Data for analysis section start

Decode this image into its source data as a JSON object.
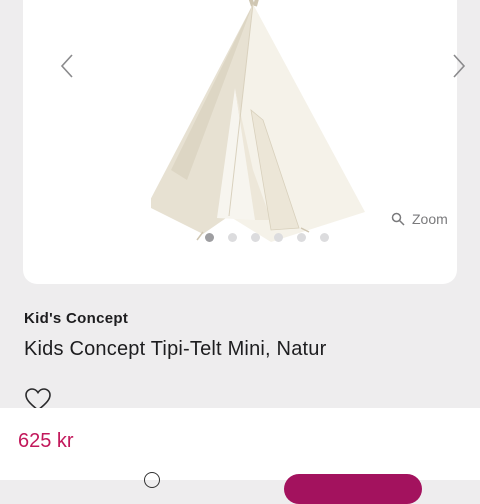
{
  "product": {
    "brand": "Kid's Concept",
    "title": "Kids Concept Tipi-Telt Mini, Natur"
  },
  "gallery": {
    "zoom_label": "Zoom",
    "dot_count": 6,
    "active_index": 0,
    "icons": {
      "prev": "chevron-left-icon",
      "next": "chevron-right-icon",
      "zoom": "search-icon"
    }
  },
  "purchase": {
    "price": "625 kr",
    "favorite_icon": "heart-icon",
    "accent_color": "#a3125e",
    "price_color": "#c2185b"
  }
}
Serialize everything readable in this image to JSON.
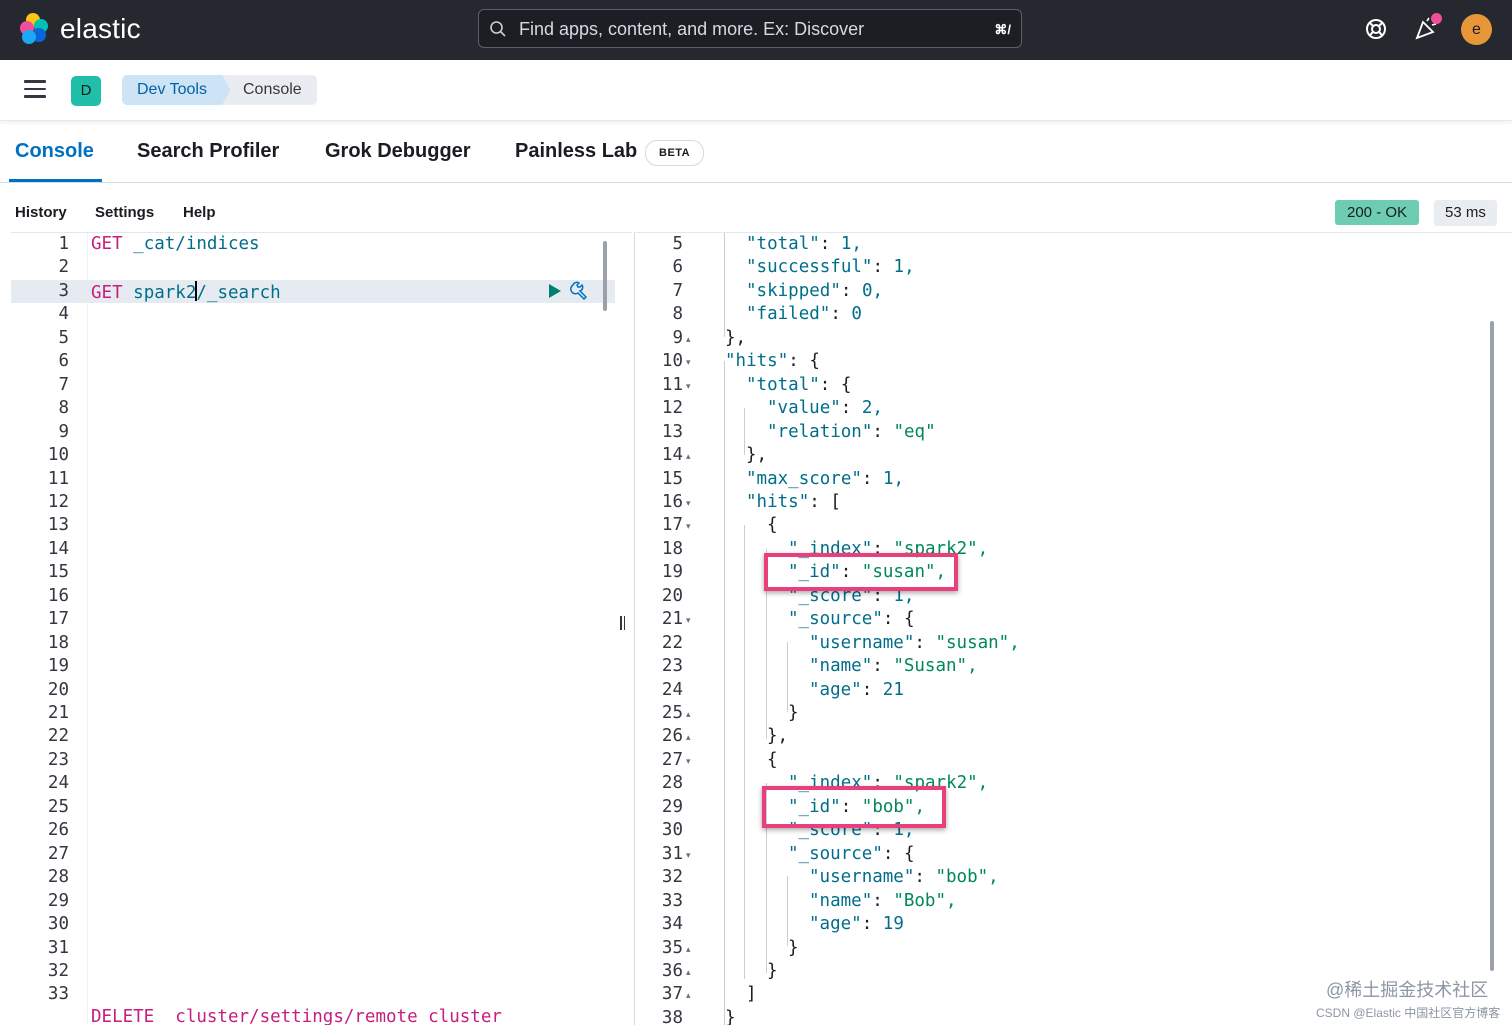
{
  "header": {
    "brand": "elastic",
    "search_placeholder": "Find apps, content, and more. Ex: Discover",
    "search_shortcut": "⌘/",
    "avatar_initial": "e",
    "colors": {
      "bg": "#25282f",
      "avatar": "#e7963a",
      "notify_dot": "#f04e98"
    }
  },
  "breadcrumbs": {
    "space_initial": "D",
    "items": [
      "Dev Tools",
      "Console"
    ]
  },
  "tabs": [
    {
      "label": "Console",
      "active": true
    },
    {
      "label": "Search Profiler",
      "active": false
    },
    {
      "label": "Grok Debugger",
      "active": false
    },
    {
      "label": "Painless Lab",
      "active": false,
      "badge": "BETA"
    }
  ],
  "toolbar": {
    "links": [
      "History",
      "Settings",
      "Help"
    ],
    "status": "200 - OK",
    "duration": "53 ms"
  },
  "editor": {
    "line_numbers": [
      "1",
      "2",
      "3",
      "4",
      "5",
      "6",
      "7",
      "8",
      "9",
      "10",
      "11",
      "12",
      "13",
      "14",
      "15",
      "16",
      "17",
      "18",
      "19",
      "20",
      "21",
      "22",
      "23",
      "24",
      "25",
      "26",
      "27",
      "28",
      "29",
      "30",
      "31",
      "32",
      "33"
    ],
    "requests": [
      {
        "method": "GET",
        "path": "_cat/indices"
      },
      {
        "method": "GET",
        "path_before_cursor": "spark2",
        "path_after_cursor": "/_search"
      }
    ],
    "partial_last_line": "DELETE _cluster/settings/remote_cluster"
  },
  "output": {
    "lines": [
      {
        "n": "5",
        "k": "total",
        "v": "1,",
        "t": "n"
      },
      {
        "n": "6",
        "k": "successful",
        "v": "1,",
        "t": "n"
      },
      {
        "n": "7",
        "k": "skipped",
        "v": "0,",
        "t": "n"
      },
      {
        "n": "8",
        "k": "failed",
        "v": "0",
        "t": "n"
      },
      {
        "n": "9",
        "text": "},"
      },
      {
        "n": "10",
        "k": "hits",
        "v": "{",
        "t": "p"
      },
      {
        "n": "11",
        "k": "total",
        "v": "{",
        "t": "p"
      },
      {
        "n": "12",
        "k": "value",
        "v": "2,",
        "t": "n"
      },
      {
        "n": "13",
        "k": "relation",
        "v": "\"eq\"",
        "t": "s"
      },
      {
        "n": "14",
        "text": "},"
      },
      {
        "n": "15",
        "k": "max_score",
        "v": "1,",
        "t": "n"
      },
      {
        "n": "16",
        "k": "hits",
        "v": "[",
        "t": "p"
      },
      {
        "n": "17",
        "text": "{"
      },
      {
        "n": "18",
        "k": "_index",
        "v": "\"spark2\",",
        "t": "s"
      },
      {
        "n": "19",
        "k": "_id",
        "v": "\"susan\",",
        "t": "s"
      },
      {
        "n": "20",
        "k": "_score",
        "v": "1,",
        "t": "n"
      },
      {
        "n": "21",
        "k": "_source",
        "v": "{",
        "t": "p"
      },
      {
        "n": "22",
        "k": "username",
        "v": "\"susan\",",
        "t": "s"
      },
      {
        "n": "23",
        "k": "name",
        "v": "\"Susan\",",
        "t": "s"
      },
      {
        "n": "24",
        "k": "age",
        "v": "21",
        "t": "n"
      },
      {
        "n": "25",
        "text": "}"
      },
      {
        "n": "26",
        "text": "},"
      },
      {
        "n": "27",
        "text": "{"
      },
      {
        "n": "28",
        "k": "_index",
        "v": "\"spark2\",",
        "t": "s"
      },
      {
        "n": "29",
        "k": "_id",
        "v": "\"bob\",",
        "t": "s"
      },
      {
        "n": "30",
        "k": "_score",
        "v": "1,",
        "t": "n"
      },
      {
        "n": "31",
        "k": "_source",
        "v": "{",
        "t": "p"
      },
      {
        "n": "32",
        "k": "username",
        "v": "\"bob\",",
        "t": "s"
      },
      {
        "n": "33",
        "k": "name",
        "v": "\"Bob\",",
        "t": "s"
      },
      {
        "n": "34",
        "k": "age",
        "v": "19",
        "t": "n"
      },
      {
        "n": "35",
        "text": "}"
      },
      {
        "n": "36",
        "text": "}"
      },
      {
        "n": "37",
        "text": "]"
      },
      {
        "n": "38",
        "text": "}"
      }
    ]
  },
  "watermark": {
    "line1": "@稀土掘金技术社区",
    "line2": "CSDN @Elastic 中国社区官方博客"
  }
}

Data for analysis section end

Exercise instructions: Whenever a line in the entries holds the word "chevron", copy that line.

Answer for the task:
      "prev": "chevron-left-icon",
      "next": "chevron-right-icon",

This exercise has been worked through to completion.